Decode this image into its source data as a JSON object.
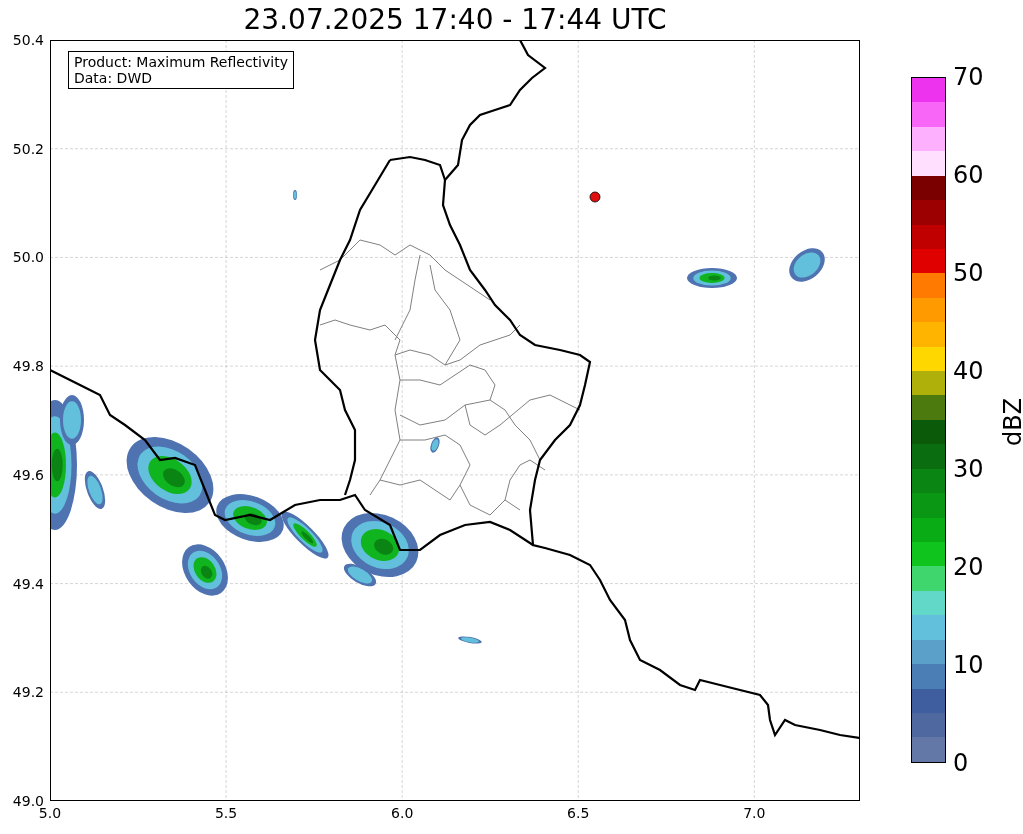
{
  "title": "23.07.2025 17:40 - 17:44 UTC",
  "info_box": [
    "Product: Maximum Reflectivity",
    "Data: DWD"
  ],
  "x_ticks": [
    "5.0",
    "5.5",
    "6.0",
    "6.5",
    "7.0"
  ],
  "y_ticks": [
    "50.4",
    "50.2",
    "50.0",
    "49.8",
    "49.6",
    "49.4",
    "49.2",
    "49.0"
  ],
  "colorbar": {
    "label": "dBZ",
    "ticks": [
      "70",
      "60",
      "50",
      "40",
      "30",
      "20",
      "10",
      "0"
    ],
    "segments": [
      {
        "color": "#ee33ee"
      },
      {
        "color": "#f766f7"
      },
      {
        "color": "#fdb0fd"
      },
      {
        "color": "#ffdffd"
      },
      {
        "color": "#7a0000"
      },
      {
        "color": "#9d0000"
      },
      {
        "color": "#c00000"
      },
      {
        "color": "#e10000"
      },
      {
        "color": "#ff7a00"
      },
      {
        "color": "#ff9a00"
      },
      {
        "color": "#ffb400"
      },
      {
        "color": "#ffd700"
      },
      {
        "color": "#b0b00a"
      },
      {
        "color": "#4c7a0e"
      },
      {
        "color": "#0a5a0a"
      },
      {
        "color": "#0a6e10"
      },
      {
        "color": "#0a8412"
      },
      {
        "color": "#0a9814"
      },
      {
        "color": "#0aac16"
      },
      {
        "color": "#10c41e"
      },
      {
        "color": "#3fd66e"
      },
      {
        "color": "#62d8c8"
      },
      {
        "color": "#62c0dc"
      },
      {
        "color": "#5aa0c8"
      },
      {
        "color": "#4a7eb4"
      },
      {
        "color": "#3e5ea0"
      },
      {
        "color": "#4f68a0"
      },
      {
        "color": "#6478a8"
      }
    ]
  }
}
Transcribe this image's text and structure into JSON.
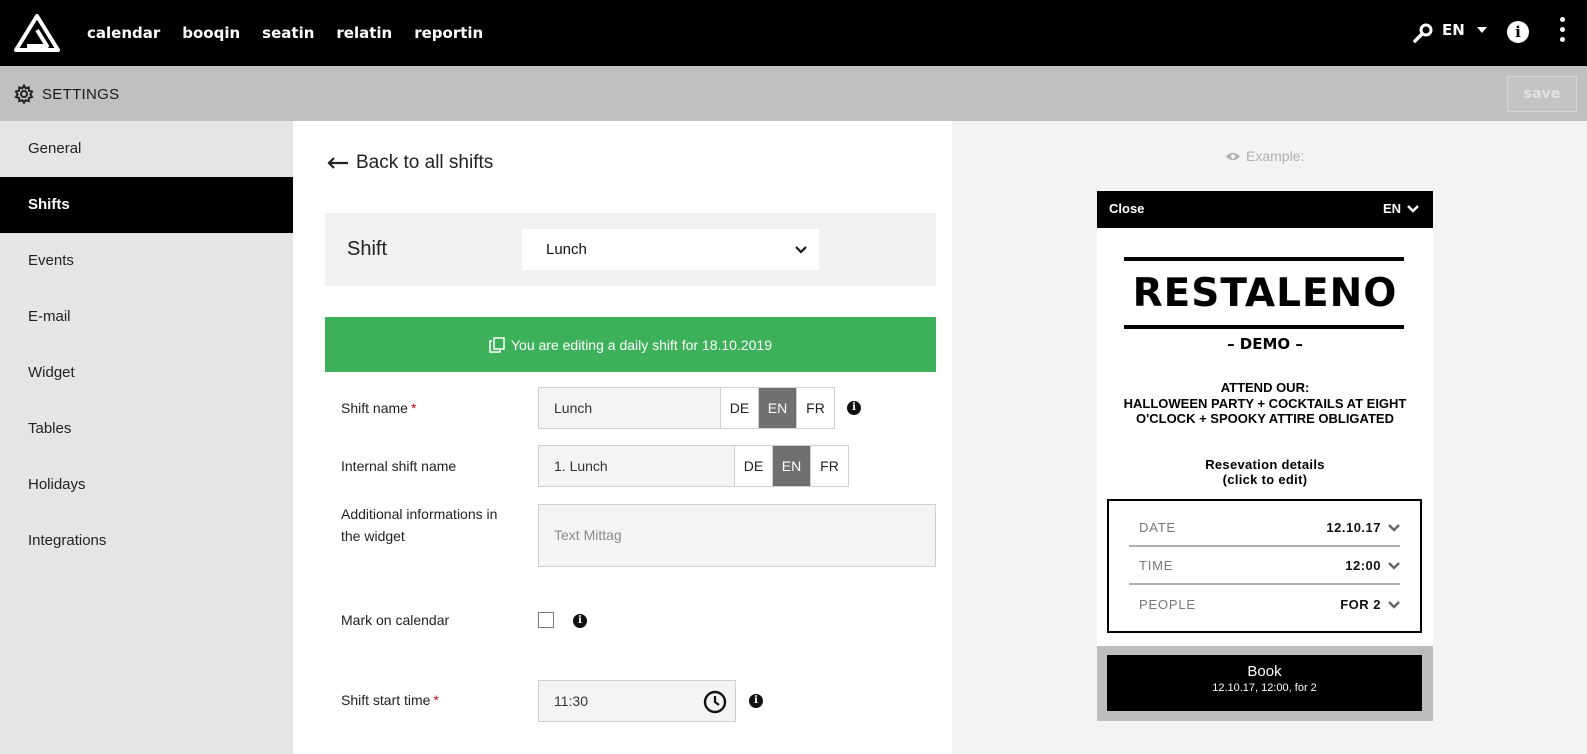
{
  "topnav": {
    "links": [
      "calendar",
      "booqin",
      "seatin",
      "relatin",
      "reportin"
    ],
    "language": "EN"
  },
  "settings_bar": {
    "title": "SETTINGS",
    "save_label": "save"
  },
  "sidebar": {
    "items": [
      {
        "label": "General"
      },
      {
        "label": "Shifts",
        "active": true
      },
      {
        "label": "Events"
      },
      {
        "label": "E-mail"
      },
      {
        "label": "Widget"
      },
      {
        "label": "Tables"
      },
      {
        "label": "Holidays"
      },
      {
        "label": "Integrations"
      }
    ]
  },
  "main": {
    "back_label": "Back to all shifts",
    "shift_label": "Shift",
    "shift_selected": "Lunch",
    "banner_text": "You are editing a daily shift for 18.10.2019",
    "fields": {
      "shift_name": {
        "label": "Shift name",
        "required": "*",
        "value": "Lunch",
        "languages": [
          "DE",
          "EN",
          "FR"
        ],
        "active_language": "EN"
      },
      "internal_shift_name": {
        "label": "Internal shift name",
        "value": "1. Lunch",
        "languages": [
          "DE",
          "EN",
          "FR"
        ],
        "active_language": "EN"
      },
      "additional_info": {
        "label_line1": "Additional informations in",
        "label_line2": "the widget",
        "placeholder": "Text Mittag"
      },
      "mark_on_calendar": {
        "label": "Mark on calendar",
        "checked": false
      },
      "shift_start_time": {
        "label": "Shift start time",
        "required": "*",
        "value": "11:30"
      }
    },
    "colors": {
      "banner": "#3cb15a",
      "required": "#d0021b",
      "active_lang": "#707070"
    }
  },
  "preview": {
    "example_label": "Example:",
    "widget": {
      "close_label": "Close",
      "language": "EN",
      "brand_name": "RESTALENO",
      "brand_sub": "– DEMO –",
      "attend_lines": [
        "ATTEND OUR:",
        "HALLOWEEN PARTY + COCKTAILS AT EIGHT",
        "O'CLOCK + SPOOKY ATTIRE OBLIGATED"
      ],
      "details_title": "Resevation details",
      "details_hint": "(click to edit)",
      "rows": [
        {
          "key": "DATE",
          "value": "12.10.17"
        },
        {
          "key": "TIME",
          "value": "12:00"
        },
        {
          "key": "PEOPLE",
          "value": "FOR 2"
        }
      ],
      "book_label": "Book",
      "book_detail": "12.10.17, 12:00, for 2"
    }
  }
}
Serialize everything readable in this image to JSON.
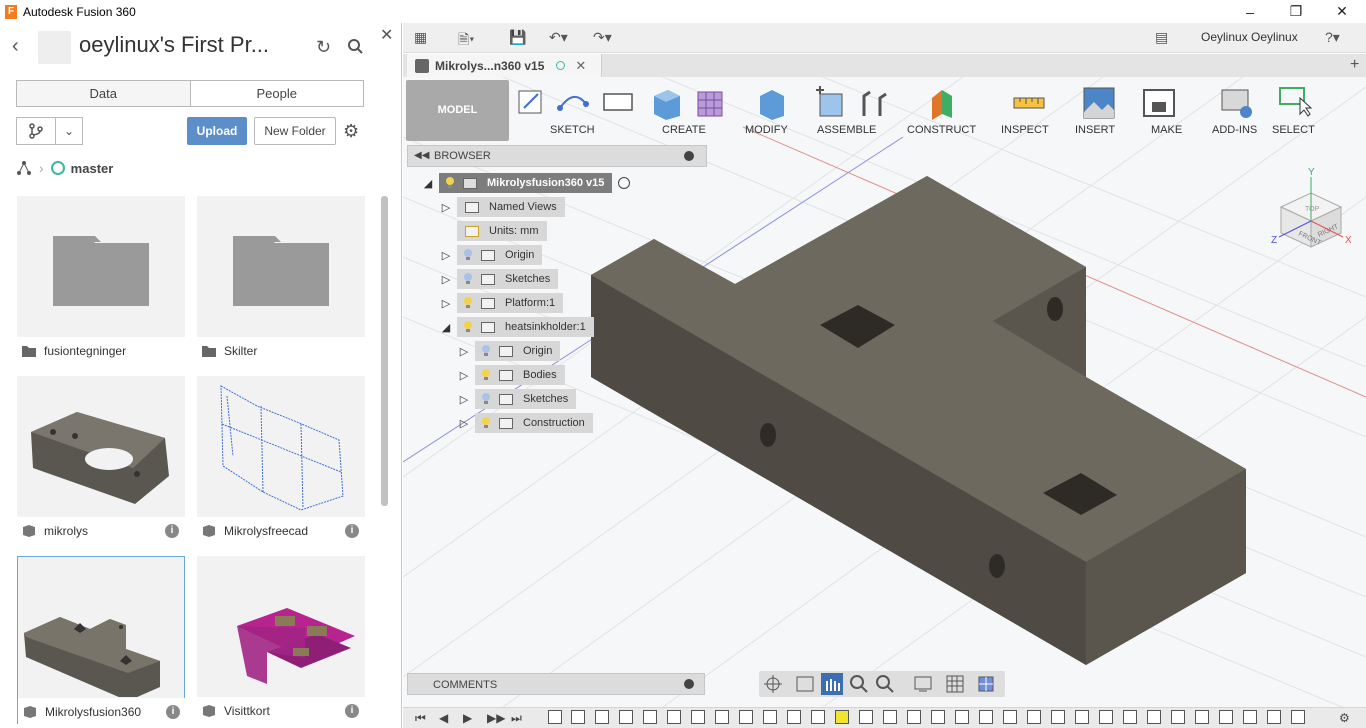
{
  "window": {
    "title": "Autodesk Fusion 360",
    "logo": "F"
  },
  "data_panel": {
    "project_title": "oeylinux's First Pr...",
    "tabs": [
      "Data",
      "People"
    ],
    "active_tab": "Data",
    "upload_label": "Upload",
    "new_folder_label": "New Folder",
    "branch": "master",
    "items": [
      {
        "label": "fusiontegninger",
        "kind": "folder"
      },
      {
        "label": "Skilter",
        "kind": "folder"
      },
      {
        "label": "mikrolys",
        "kind": "design",
        "info": "i"
      },
      {
        "label": "Mikrolysfreecad",
        "kind": "design",
        "info": "i"
      },
      {
        "label": "Mikrolysfusion360",
        "kind": "design",
        "info": "i",
        "selected": true
      },
      {
        "label": "Visittkort",
        "kind": "design",
        "info": "i"
      }
    ]
  },
  "workspace": {
    "user": "Oeylinux Oeylinux",
    "doc_tab": "Mikrolys...n360 v15",
    "workspace_mode": "MODEL",
    "toolbar_groups": [
      "SKETCH",
      "CREATE",
      "MODIFY",
      "ASSEMBLE",
      "CONSTRUCT",
      "INSPECT",
      "INSERT",
      "MAKE",
      "ADD-INS",
      "SELECT"
    ],
    "browser_title": "BROWSER",
    "tree": {
      "root": "Mikrolysfusion360 v15",
      "items": [
        {
          "label": "Named Views"
        },
        {
          "label": "Units: mm"
        },
        {
          "label": "Origin"
        },
        {
          "label": "Sketches"
        },
        {
          "label": "Platform:1"
        },
        {
          "label": "heatsinkholder:1"
        },
        {
          "label": "Origin"
        },
        {
          "label": "Bodies"
        },
        {
          "label": "Sketches"
        },
        {
          "label": "Construction"
        }
      ]
    },
    "comments_label": "COMMENTS",
    "viewcube": {
      "front": "FRONT",
      "right": "RIGHT",
      "top": "TOP",
      "axes": [
        "X",
        "Y",
        "Z"
      ]
    }
  },
  "colors": {
    "accent": "#5c8fca",
    "body": "#6b655a",
    "highlight": "#f0e430"
  }
}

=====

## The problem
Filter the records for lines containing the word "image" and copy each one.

## Response
Decode this image into its source data as a JSON object.
Transcribe this image's text and structure into JSON.
Serialize everything readable in this image to JSON.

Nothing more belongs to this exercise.